Instructions to follow:
Below are records. Copy every line with "SUMIFS" in it.

*** Opening Data extracts ***

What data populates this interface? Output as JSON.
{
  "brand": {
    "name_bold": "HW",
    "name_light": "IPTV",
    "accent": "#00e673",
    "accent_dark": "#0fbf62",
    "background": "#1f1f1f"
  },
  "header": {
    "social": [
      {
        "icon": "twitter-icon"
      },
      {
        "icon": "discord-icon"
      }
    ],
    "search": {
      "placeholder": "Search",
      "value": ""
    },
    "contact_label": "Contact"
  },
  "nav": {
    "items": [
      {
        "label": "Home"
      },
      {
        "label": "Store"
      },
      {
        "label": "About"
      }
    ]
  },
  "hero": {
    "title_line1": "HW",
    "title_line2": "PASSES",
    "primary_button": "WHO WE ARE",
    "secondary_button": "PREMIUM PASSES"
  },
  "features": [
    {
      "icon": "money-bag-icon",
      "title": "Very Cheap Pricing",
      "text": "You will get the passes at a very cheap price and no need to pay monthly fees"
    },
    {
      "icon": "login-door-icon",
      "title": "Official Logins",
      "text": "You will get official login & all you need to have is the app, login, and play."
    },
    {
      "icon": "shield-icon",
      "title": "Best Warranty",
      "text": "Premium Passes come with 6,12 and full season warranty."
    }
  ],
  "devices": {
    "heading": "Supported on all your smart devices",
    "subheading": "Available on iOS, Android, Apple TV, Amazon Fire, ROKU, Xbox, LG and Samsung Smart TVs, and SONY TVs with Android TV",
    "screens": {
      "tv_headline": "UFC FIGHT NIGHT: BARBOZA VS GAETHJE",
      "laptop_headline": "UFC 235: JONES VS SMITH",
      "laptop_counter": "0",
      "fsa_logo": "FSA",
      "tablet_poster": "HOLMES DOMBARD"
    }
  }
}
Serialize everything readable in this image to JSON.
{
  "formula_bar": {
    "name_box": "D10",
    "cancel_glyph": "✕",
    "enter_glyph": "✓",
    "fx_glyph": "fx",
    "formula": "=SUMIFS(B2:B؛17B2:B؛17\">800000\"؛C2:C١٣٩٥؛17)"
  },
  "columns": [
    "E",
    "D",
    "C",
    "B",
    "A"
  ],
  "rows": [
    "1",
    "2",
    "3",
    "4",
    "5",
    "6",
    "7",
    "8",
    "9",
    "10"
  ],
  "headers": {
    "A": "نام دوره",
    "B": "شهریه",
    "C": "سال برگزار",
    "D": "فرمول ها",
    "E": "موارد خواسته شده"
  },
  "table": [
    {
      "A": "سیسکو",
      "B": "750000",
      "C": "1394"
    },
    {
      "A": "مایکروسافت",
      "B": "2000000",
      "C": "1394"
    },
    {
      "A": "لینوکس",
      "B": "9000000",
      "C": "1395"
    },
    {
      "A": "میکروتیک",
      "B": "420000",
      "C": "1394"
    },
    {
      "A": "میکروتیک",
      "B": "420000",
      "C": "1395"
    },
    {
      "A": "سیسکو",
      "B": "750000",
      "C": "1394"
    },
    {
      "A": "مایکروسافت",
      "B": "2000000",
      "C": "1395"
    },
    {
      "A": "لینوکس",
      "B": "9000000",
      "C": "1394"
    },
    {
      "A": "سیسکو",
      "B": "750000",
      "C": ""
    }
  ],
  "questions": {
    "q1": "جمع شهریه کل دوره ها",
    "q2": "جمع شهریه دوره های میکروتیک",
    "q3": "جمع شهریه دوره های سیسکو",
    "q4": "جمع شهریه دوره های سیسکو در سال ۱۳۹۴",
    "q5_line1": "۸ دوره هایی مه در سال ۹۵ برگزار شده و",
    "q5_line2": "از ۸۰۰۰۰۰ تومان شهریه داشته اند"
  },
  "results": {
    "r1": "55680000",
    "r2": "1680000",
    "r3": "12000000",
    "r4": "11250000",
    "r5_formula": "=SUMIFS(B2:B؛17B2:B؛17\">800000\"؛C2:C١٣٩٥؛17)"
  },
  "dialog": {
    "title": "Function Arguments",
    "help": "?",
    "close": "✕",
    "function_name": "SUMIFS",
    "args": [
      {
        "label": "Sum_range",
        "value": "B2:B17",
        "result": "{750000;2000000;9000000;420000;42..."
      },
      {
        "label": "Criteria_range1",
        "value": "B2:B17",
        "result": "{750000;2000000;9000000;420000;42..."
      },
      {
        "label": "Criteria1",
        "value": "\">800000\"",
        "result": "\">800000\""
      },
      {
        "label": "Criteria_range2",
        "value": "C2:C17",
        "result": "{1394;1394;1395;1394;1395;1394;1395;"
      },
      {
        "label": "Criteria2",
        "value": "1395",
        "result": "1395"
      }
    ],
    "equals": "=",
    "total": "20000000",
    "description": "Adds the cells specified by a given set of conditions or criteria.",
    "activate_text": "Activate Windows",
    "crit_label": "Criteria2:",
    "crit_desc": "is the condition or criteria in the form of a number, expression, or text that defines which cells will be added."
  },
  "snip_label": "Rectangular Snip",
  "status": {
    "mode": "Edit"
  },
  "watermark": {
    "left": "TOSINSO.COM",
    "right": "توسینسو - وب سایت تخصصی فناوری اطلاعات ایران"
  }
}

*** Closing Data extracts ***

Result below:
    "formula": "=SUMIFS(B2:B؛17B2:B؛17\">800000\"؛C2:C١٣٩٥؛17)"
    "r5_formula": "=SUMIFS(B2:B؛17B2:B؛17\">800000\"؛C2:C١٣٩٥؛17)"
    "function_name": "SUMIFS",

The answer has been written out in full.